There are some disadvantages to DSR, like if there are over 200 nodes in the MANET then DSR will not be an efficient routing protocol, as its most effective when there is 200 or less nodes, as to many nodes on the network would cause way to much overhead. Another disadvantage is collisions can also occur when flooding the network between the packets being sent about the network ([6]).

Why wired networks routing protocols are not adequate for MANETs.

Wired networks routing protocols are not adequate for MANETs, as they require a physical connection in the form of wires to be able to communicate. Wired networks would be extremely difficult to setup in some situations for MANETs as cable connection from each node in a battlefield, or a disaster zone would not be practical or even possible to setup. MANET routing protocols work towards allowing communication on the move, while wired protocols need you to be at a fixed location at all times to communicate. Wired networks are very expensive as they need cabling for each node, this is reason why wired would never be practical for MANETs. Wired network protocols rely on fixed communication with the use of physical cables that is none mobile; this is a problem as wireless network protocols in MANETs work by allowing on the move communication without the need of physical connection and fixed infrastructure.


The investigation into Mobile Ad-Hoc Network is now completed and throughout the investigation, MANETs has shown that they are very important in a number of key areas.
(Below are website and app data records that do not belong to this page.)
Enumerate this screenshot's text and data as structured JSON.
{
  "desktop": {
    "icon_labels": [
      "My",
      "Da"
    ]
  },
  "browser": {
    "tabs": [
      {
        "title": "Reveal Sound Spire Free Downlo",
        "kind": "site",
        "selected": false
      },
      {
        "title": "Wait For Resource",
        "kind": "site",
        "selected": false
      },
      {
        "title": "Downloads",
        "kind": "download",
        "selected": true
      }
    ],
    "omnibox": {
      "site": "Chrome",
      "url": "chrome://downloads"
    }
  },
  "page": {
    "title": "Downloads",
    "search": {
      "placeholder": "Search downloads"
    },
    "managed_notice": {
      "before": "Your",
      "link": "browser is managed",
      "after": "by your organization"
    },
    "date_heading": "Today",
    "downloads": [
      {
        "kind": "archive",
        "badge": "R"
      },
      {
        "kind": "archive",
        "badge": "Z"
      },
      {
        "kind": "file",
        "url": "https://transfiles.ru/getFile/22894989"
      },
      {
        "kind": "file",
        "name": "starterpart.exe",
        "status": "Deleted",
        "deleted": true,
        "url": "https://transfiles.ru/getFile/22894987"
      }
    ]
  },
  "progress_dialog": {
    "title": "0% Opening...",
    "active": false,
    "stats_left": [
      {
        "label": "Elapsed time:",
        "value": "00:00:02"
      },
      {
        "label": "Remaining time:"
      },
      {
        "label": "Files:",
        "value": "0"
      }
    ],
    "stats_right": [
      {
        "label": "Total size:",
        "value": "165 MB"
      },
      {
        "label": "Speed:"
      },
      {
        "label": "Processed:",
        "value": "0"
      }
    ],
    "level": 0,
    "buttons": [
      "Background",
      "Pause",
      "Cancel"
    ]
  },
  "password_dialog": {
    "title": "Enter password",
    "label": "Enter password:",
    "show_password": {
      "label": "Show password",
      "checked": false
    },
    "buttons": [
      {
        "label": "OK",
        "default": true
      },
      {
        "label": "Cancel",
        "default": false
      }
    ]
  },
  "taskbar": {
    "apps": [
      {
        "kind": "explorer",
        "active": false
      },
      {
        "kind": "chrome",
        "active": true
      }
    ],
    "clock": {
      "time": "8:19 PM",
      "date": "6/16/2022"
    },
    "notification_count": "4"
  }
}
MANETs are very important as they can help save lives in the military, rescue missions and natural disasters. MANETs also function differently to other wireless models, as MANET is the only wireless model that does not require any fixed infrastructure to communicate as the moving nodes act as the infrastructure for routing information across the network.

For MANETs to work they require lots of different types of re-active, pro-active and hybrid protocols to even function. If the protocols were not present or functioning incorrectly then the MANET would not work as intended and could also be open to malicious attacks as protocols of MANETs help address issues of the network.

Overall while MANETs has some challenges to overcome with regards to overhead and some security vulnerabilities, but they still currently work very well in areas like military. Due to the continuing success of MANETs this has opened the door for MANETs to also start appearing commercially as well, so the future looks very bright for this very useful and important network type.